Many small business owners are intimidated at the prospect of trying to build business credit. Some realize it’s important to earn strong business credit scores and reports, but don’t know how to start the process.
Thankfully, building good business credit doesn’t have to be difficult. In fact, if you start by opening a few strategic vendor accounts, you might be surprised just how easy it is to send your business credit scores moving in the right direction.
How Do Small Businesses Get Credit?
The basic formula you need to follow to establish business credit isn’t difficult to understand. Generally, you need to start by opening accounts with companies who report your payment history to the credit reporting agencies.
The three major commercial credit bureaus are as follows:
- Dun & Bradstreet
A business account which appears on your credit report is called a tradeline. A tradeline could be a business credit card, loan, or vendor account (ie net-30, net-60, net-90).
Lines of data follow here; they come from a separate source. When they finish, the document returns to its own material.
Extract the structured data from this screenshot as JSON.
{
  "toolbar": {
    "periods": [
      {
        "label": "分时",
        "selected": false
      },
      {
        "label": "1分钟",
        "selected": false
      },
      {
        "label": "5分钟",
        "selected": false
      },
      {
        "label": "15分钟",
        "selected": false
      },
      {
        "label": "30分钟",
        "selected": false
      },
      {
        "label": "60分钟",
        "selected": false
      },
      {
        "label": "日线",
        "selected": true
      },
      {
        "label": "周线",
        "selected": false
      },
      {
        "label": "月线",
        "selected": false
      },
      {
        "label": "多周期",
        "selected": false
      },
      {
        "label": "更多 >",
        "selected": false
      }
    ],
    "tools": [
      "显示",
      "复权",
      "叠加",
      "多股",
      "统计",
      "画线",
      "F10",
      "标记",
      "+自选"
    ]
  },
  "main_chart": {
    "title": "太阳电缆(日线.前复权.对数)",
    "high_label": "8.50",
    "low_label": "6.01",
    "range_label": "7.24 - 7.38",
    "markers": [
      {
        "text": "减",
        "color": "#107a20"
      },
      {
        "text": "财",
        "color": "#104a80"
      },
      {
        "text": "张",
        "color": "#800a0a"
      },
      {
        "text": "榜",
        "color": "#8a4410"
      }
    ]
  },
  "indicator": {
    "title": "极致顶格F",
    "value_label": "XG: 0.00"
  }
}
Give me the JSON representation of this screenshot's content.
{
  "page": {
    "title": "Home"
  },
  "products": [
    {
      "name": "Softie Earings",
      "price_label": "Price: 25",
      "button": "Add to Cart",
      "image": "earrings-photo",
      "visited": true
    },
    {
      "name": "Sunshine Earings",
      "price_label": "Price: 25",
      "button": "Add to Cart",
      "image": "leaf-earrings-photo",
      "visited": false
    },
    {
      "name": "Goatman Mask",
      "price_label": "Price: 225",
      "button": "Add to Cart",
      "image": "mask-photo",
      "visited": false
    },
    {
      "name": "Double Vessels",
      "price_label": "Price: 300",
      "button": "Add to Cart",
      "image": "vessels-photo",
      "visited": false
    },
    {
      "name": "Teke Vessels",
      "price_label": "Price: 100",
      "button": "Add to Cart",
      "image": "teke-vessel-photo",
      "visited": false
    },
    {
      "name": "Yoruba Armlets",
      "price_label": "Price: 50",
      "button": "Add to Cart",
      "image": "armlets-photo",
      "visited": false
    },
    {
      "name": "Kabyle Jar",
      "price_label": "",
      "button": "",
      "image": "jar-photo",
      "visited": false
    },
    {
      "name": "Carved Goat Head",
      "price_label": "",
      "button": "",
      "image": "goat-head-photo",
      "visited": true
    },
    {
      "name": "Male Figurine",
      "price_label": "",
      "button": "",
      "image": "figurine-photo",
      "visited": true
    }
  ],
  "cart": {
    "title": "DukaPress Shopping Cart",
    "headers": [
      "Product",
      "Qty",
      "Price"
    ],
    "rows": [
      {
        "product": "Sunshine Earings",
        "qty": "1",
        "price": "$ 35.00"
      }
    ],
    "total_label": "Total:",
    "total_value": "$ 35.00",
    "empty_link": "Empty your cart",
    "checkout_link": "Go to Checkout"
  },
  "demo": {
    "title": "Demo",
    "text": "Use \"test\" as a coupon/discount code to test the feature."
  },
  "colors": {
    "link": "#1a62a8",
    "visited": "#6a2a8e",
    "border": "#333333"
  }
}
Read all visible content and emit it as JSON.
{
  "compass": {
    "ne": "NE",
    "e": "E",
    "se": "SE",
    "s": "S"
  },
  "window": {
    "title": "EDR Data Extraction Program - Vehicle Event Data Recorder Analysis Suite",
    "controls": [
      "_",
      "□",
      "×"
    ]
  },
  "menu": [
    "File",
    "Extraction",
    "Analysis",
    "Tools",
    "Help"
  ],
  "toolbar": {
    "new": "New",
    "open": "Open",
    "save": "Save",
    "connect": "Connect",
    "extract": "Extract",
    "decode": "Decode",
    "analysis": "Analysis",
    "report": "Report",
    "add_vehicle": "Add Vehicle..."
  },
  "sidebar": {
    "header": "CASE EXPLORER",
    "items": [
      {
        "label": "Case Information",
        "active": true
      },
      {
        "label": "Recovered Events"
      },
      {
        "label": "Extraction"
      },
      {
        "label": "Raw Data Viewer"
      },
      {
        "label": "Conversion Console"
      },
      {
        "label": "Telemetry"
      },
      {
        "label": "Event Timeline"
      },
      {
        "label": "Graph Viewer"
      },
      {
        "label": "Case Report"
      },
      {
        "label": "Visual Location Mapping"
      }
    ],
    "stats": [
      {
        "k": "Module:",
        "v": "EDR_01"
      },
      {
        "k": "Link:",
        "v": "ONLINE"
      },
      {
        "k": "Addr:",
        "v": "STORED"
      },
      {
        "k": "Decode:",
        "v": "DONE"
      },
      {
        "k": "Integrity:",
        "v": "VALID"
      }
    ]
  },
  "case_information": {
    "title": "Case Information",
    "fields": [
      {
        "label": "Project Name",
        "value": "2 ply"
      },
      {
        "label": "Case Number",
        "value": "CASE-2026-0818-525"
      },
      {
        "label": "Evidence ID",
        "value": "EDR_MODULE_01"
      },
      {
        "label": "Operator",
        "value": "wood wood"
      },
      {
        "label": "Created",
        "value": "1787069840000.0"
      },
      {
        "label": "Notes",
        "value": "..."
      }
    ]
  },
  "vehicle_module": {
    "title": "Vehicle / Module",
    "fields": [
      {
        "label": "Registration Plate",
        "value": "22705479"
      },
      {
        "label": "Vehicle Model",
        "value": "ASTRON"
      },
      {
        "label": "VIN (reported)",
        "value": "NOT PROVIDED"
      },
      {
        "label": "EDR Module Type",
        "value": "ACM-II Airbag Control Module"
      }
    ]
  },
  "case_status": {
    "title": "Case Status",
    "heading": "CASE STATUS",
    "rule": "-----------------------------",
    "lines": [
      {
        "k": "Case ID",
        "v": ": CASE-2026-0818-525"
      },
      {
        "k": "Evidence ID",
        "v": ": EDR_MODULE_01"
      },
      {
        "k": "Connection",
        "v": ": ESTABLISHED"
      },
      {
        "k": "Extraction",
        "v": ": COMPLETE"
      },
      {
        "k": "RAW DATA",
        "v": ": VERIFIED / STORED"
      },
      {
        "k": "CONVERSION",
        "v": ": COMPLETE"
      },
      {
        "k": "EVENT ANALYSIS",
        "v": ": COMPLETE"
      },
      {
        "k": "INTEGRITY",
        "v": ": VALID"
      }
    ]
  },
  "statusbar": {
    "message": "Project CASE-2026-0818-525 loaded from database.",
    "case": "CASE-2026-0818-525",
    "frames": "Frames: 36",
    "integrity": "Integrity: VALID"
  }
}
To qualify for a business credit score, like a PAYDEX Score (different from a DUNS number), you may need to open four or more tradelines. If a lender, credit card issuer, or vendor doesn’t report your account to the credit bureaus, opening an account with that company won’t help you build business credit.
Once you have business tradelines established, your next step is to pay your new accounts on time. While on-time payments certainly matter when your personal credit score is calculated, timely payments are even more important where a business credit score is concerned. In the business world, keeping an early payment schedule may also earn you a credit score boost.
How to Establish Business Credit for the First Time
You’ll have to clear one hurdle before you can build a solid business credit score with well-managed tradelines. You’ll need to find someone that’s willing to extend credit to your company. This isn’t difficult as long as you know where to look.
When your business is new (or even just new to credit), you should search carefully for your first credit accounts. Not only do you need to find companies that report to the business credit bureaus, you also need to find companies with easy approval criteria. In other words, you need to find companies who are willing to offer financing to startups and businesses without an established credit score or credit history.
What Are Net 90 Vendor Accounts?
Vendor credit, also called trade credit, is a type of short-term credit your business may receive from suppliers or service providers. With vendor accounts, your business can buy now and pay later for the goods and services it needs to operate.
Many types of B2B companies may be willing to offer vendor accounts. For example, if your business relies on advertising services, office supplies, technical support, or raw materials used to manufacture merchandise, you might be able to find a vendor that’s willing to offer you trade credit for your purchases.
A net 90 vendor account refers to how long a supplier or vendor gives you to make your payment. When a vendor approves you for a net 90 account, it means you don’t have to pay for the goods or services your company receives until 90 days from your invoice (though you might be offered an early payment discount if you make your invoice payment sooner).
List of Easy Approval Net 30 Accounts
Vendor accounts represent one of the easiest ways for businesses to build credit. According to a small business credit survey by the Federal Reserve, 84% of applicants who applied for trade credit were approved for at least some financing.
While net 90 terms tend to be less commonly offered by vendors, especially for startups, net 30 accounts are easier to find and qualify for as well. You may even be able to open a net 30 account with no personal credit check and no personal guarantee.
For a list of easy approval net 30 accounts, check out this breakdown from Nav.
List of Net 60 Vendors
When you qualify for a net 60 account with a vendor or supplier, your company will have around two months from invoicing before payment is due. This can be a great way to stretch your cash flow and free up money for payroll and other business expenses without having to borrow money from a bank or online lender.
If you’re searching for a list of net 60 vendors who might be willing to extend credit to your company, here’s another helpful guide from Nav.
Why It Pays to Ask for Terms
You can also ask the vendors and suppliers that you purchase from regularly if they’re willing to offer your business invoice payment terms. If they say yes, net 30, net 60, or net 90 terms can help you to improve your working capital and potentially relieve some financial pressure. If the vendor already reports trade accounts to a commercial credit bureau (or is willing to do so), even better.
It may also be possible to negotiate better terms with the vendors who already offer you trade credit. If you’ve had a net 30 account with stellar payment history for some time, your vendor might agree to extend your terms to net 60 or even net 90 when you ask.
Even if your business isn’t strapped for cash, asking for trade terms could still be a wise move. The New York Times reports that many large corporations ask for extended terms to pay their creditors as part of their business strategy. Kellogg, Mars, Procter & Gamble, and Heinz are just a few mega corporations who ask (and receive) generous payment terms from suppliers — sometimes as high as net 120.
Working with vendors who are willing to extend you terms (net 30, net 60, or net 90) can help you to stay competitive. When those vendors report accounts to the business credit bureaus, you can benefit again from your trade accounts as they help you to build a solid business credit profile.
This article was originally written on May 23, 2019 and updated on November 15, 2023.